## Exercise
The lines to copy are those in the listing that hold the word "this".

## Data under study
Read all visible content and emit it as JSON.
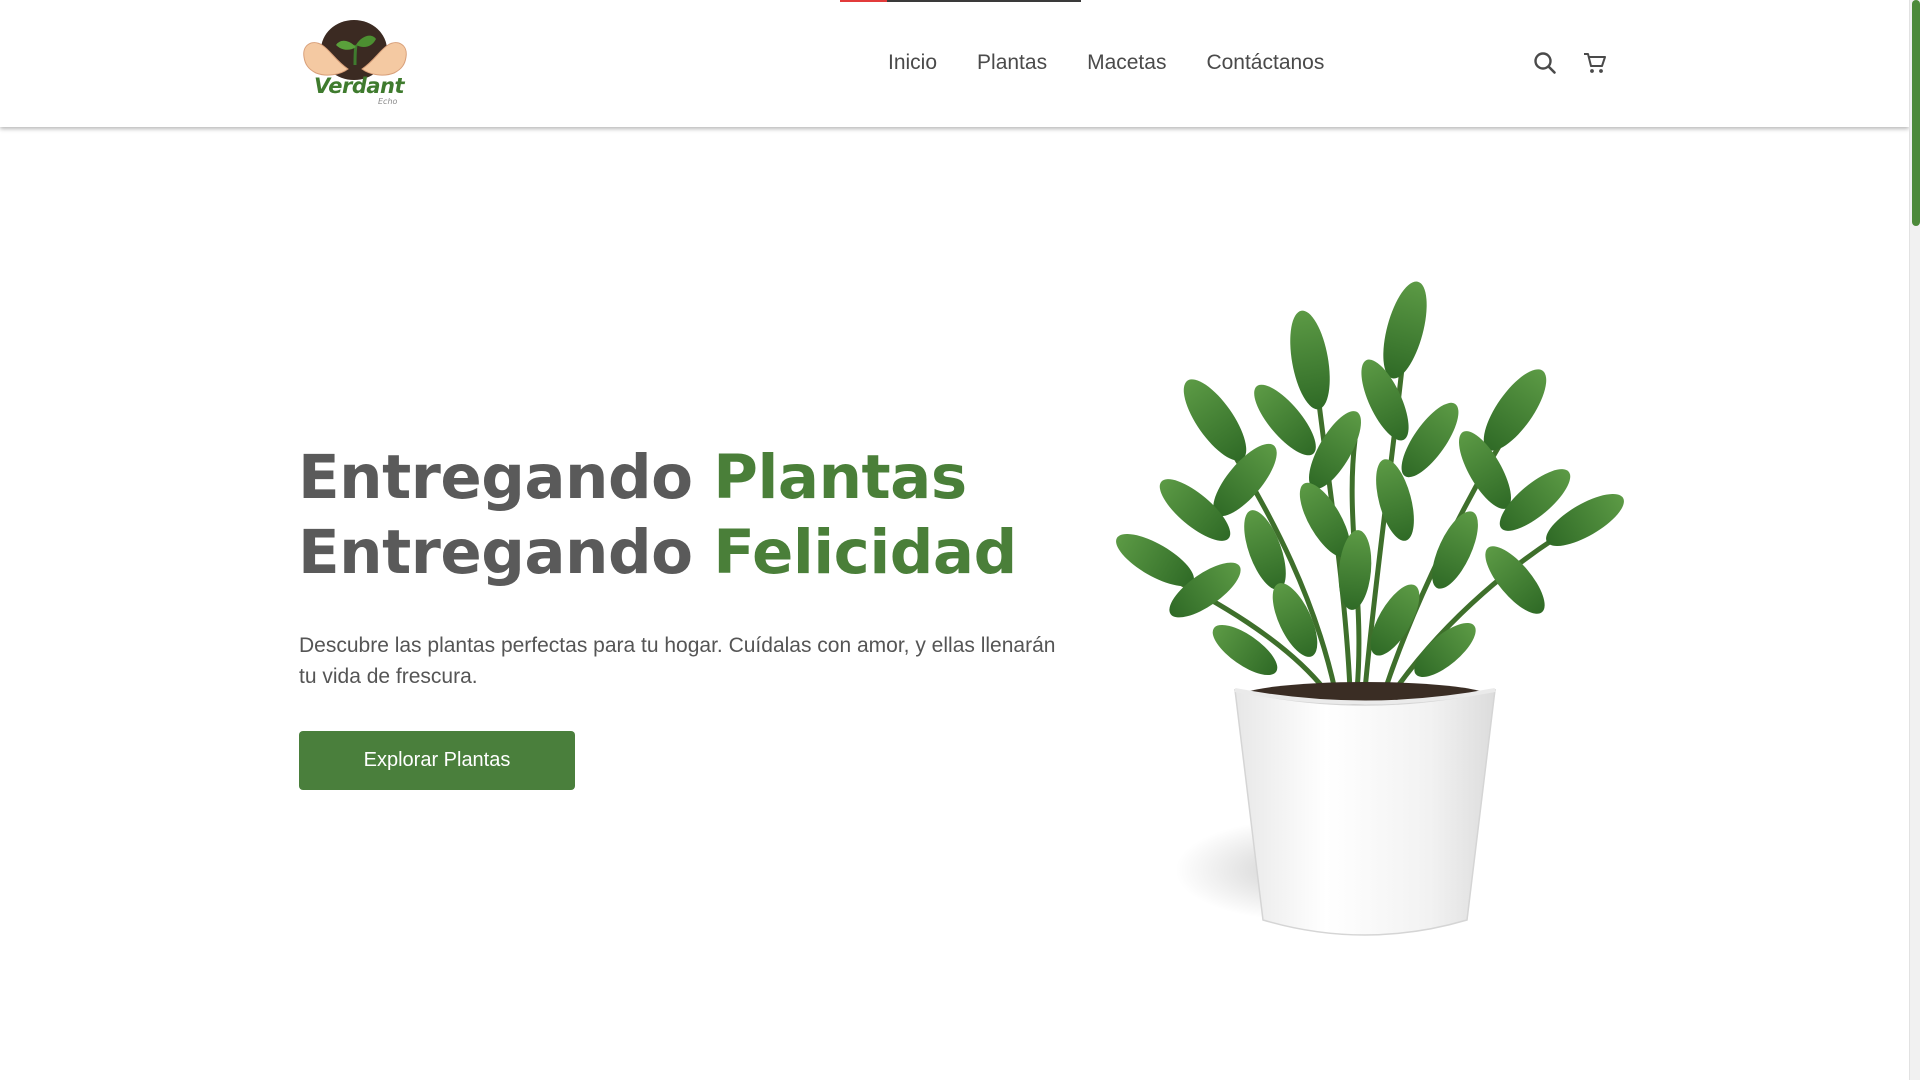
{
  "brand": {
    "name": "Verdant",
    "tagline": "Echo",
    "colors": {
      "primary_green": "#4a7f39",
      "text_gray": "#5a5a5a"
    }
  },
  "nav": {
    "items": [
      {
        "label": "Inicio"
      },
      {
        "label": "Plantas"
      },
      {
        "label": "Macetas"
      },
      {
        "label": "Contáctanos"
      }
    ]
  },
  "header_icons": {
    "search": "search-icon",
    "cart": "cart-icon"
  },
  "hero": {
    "line1_gray": "Entregando",
    "line1_green": "Plantas",
    "line2_gray": "Entregando",
    "line2_green": "Felicidad",
    "description": "Descubre las plantas perfectas para tu hogar. Cuídalas con amor, y ellas llenarán tu vida de frescura.",
    "cta_label": "Explorar Plantas"
  },
  "images": {
    "hero_plant": "potted-zz-plant-image"
  }
}
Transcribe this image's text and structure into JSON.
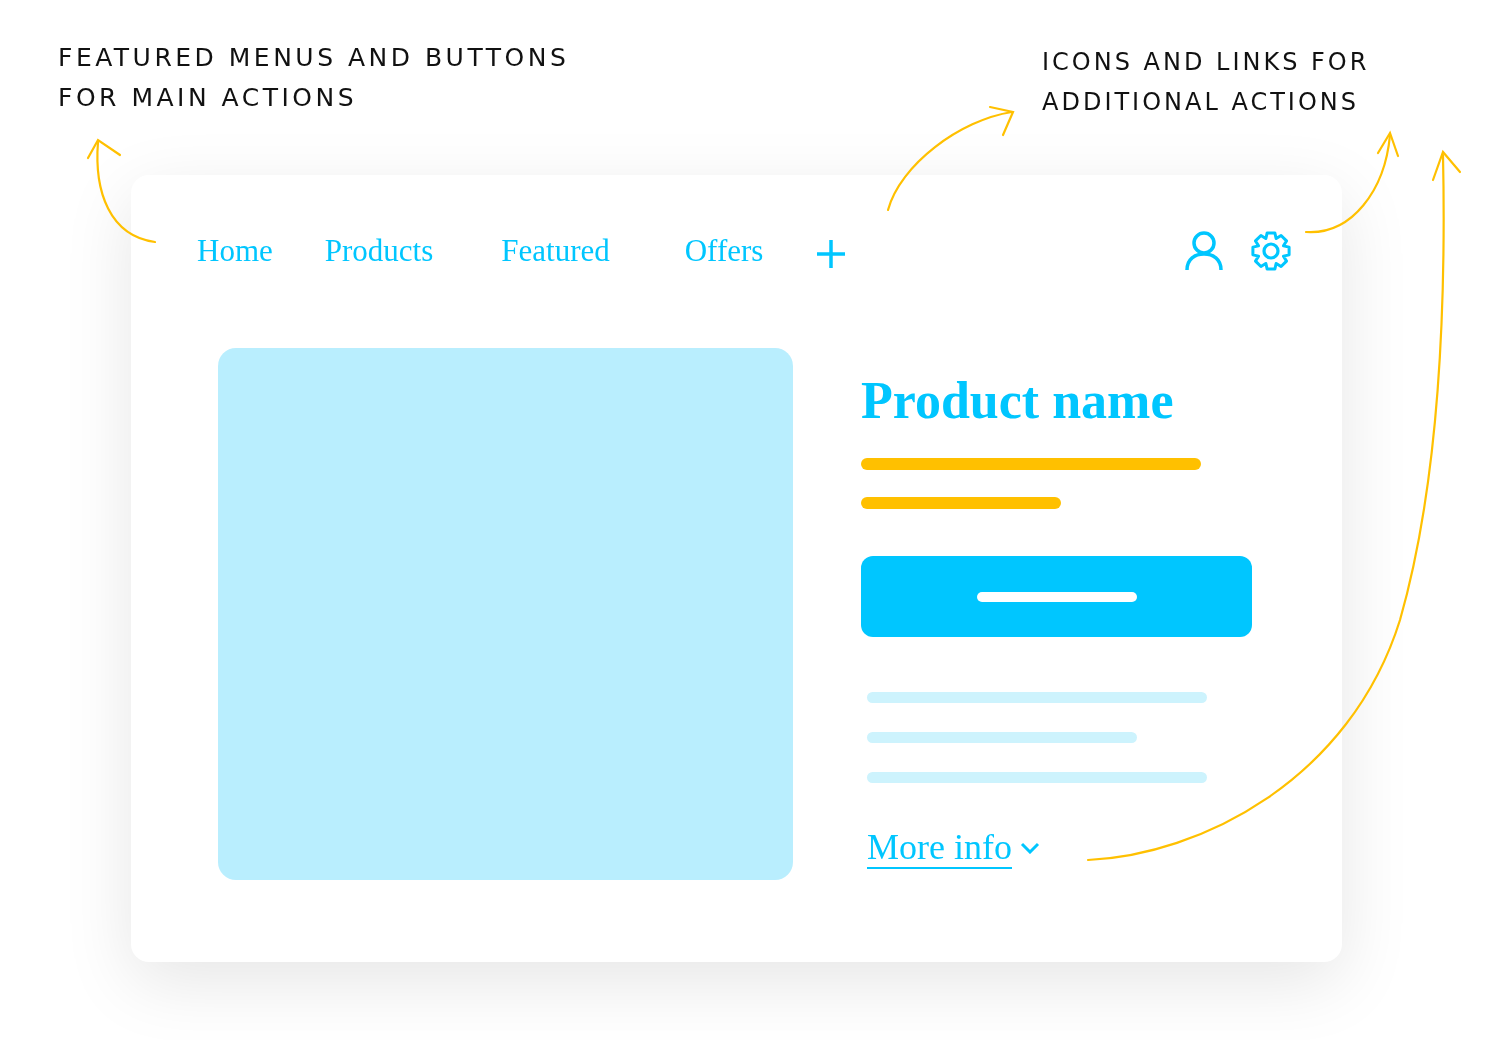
{
  "annotations": [
    {
      "lines": [
        "FEATURED MENUS AND BUTTONS",
        "FOR MAIN ACTIONS"
      ]
    },
    {
      "lines": [
        "ICONS AND LINKS FOR",
        "ADDITIONAL ACTIONS"
      ]
    }
  ],
  "nav": {
    "items": [
      {
        "label": "Home"
      },
      {
        "label": "Products"
      },
      {
        "label": "Featured"
      },
      {
        "label": "Offers"
      }
    ]
  },
  "product": {
    "title": "Product name",
    "link": "More info"
  }
}
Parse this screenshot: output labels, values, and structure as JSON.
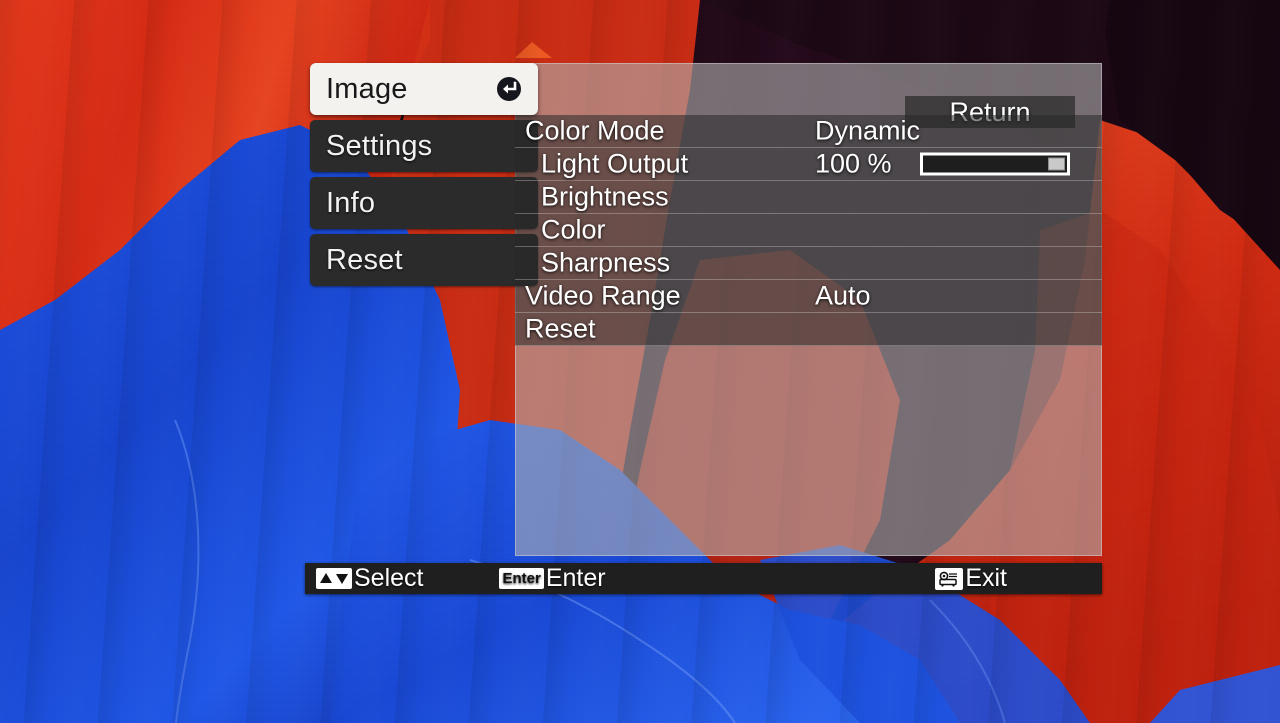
{
  "menu": {
    "tabs": [
      {
        "label": "Image",
        "active": true,
        "icon": "enter-return-icon"
      },
      {
        "label": "Settings",
        "active": false,
        "icon": ""
      },
      {
        "label": "Info",
        "active": false,
        "icon": ""
      },
      {
        "label": "Reset",
        "active": false,
        "icon": ""
      }
    ]
  },
  "panel": {
    "return_label": "Return",
    "rows": [
      {
        "label": "Color Mode",
        "value": "Dynamic",
        "indent": false,
        "slider": false
      },
      {
        "label": "Light Output",
        "value": "100 %",
        "indent": true,
        "slider": true,
        "slider_percent": 100
      },
      {
        "label": "Brightness",
        "value": "",
        "indent": true,
        "slider": false
      },
      {
        "label": "Color",
        "value": "",
        "indent": true,
        "slider": false
      },
      {
        "label": "Sharpness",
        "value": "",
        "indent": true,
        "slider": false
      },
      {
        "label": "Video Range",
        "value": "Auto",
        "indent": false,
        "slider": false
      },
      {
        "label": "Reset",
        "value": "",
        "indent": false,
        "slider": false
      }
    ]
  },
  "statusbar": {
    "select": {
      "label": "Select",
      "icon": "up-down-arrows-icon"
    },
    "enter": {
      "label": "Enter",
      "key": "Enter",
      "icon": "enter-key-icon"
    },
    "exit": {
      "label": "Exit",
      "icon": "projector-key-icon"
    }
  },
  "colors": {
    "red": "#e03317",
    "red_dark": "#b5200f",
    "blue": "#1649d8",
    "blue_light": "#2a62ee",
    "background_dark": "#1a0610",
    "panel": "#b0b0b0",
    "row": "#282828",
    "statusbar": "#1f1f1f",
    "tab_active": "#f3f2ee",
    "tab": "#2b2b2b"
  }
}
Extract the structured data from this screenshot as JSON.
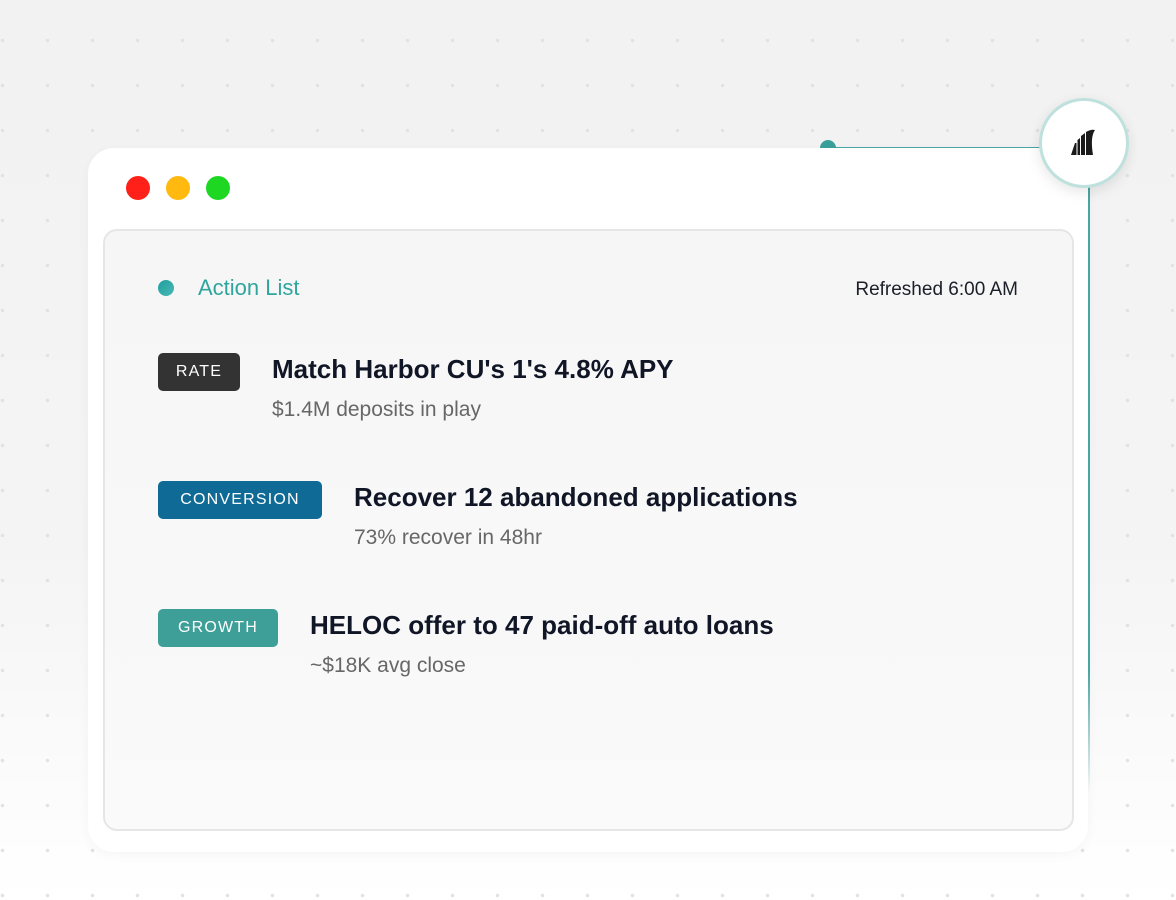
{
  "window": {
    "traffic_lights": [
      "close",
      "minimize",
      "maximize"
    ]
  },
  "panel": {
    "title": "Action List",
    "status": "Refreshed 6:00 AM"
  },
  "actions": [
    {
      "badge": "RATE",
      "badge_color": "#333333",
      "title": "Match Harbor CU's 1's 4.8% APY",
      "subtitle": "$1.4M deposits in play"
    },
    {
      "badge": "CONVERSION",
      "badge_color": "#0f6a96",
      "title": "Recover 12 abandoned applications",
      "subtitle": "73% recover in 48hr"
    },
    {
      "badge": "GROWTH",
      "badge_color": "#3d9f98",
      "title": "HELOC offer to 47 paid-off auto loans",
      "subtitle": "~$18K avg close"
    }
  ],
  "colors": {
    "accent": "#2fa59e",
    "connector": "#4aa8a4"
  },
  "icons": {
    "logo": "fin-logo-icon",
    "status": "status-dot-icon"
  }
}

## Result of the task
Transcribe this image's text and structure into JSON.
Parse this screenshot: output labels, values, and structure as JSON.
Extract the structured data from this screenshot as JSON.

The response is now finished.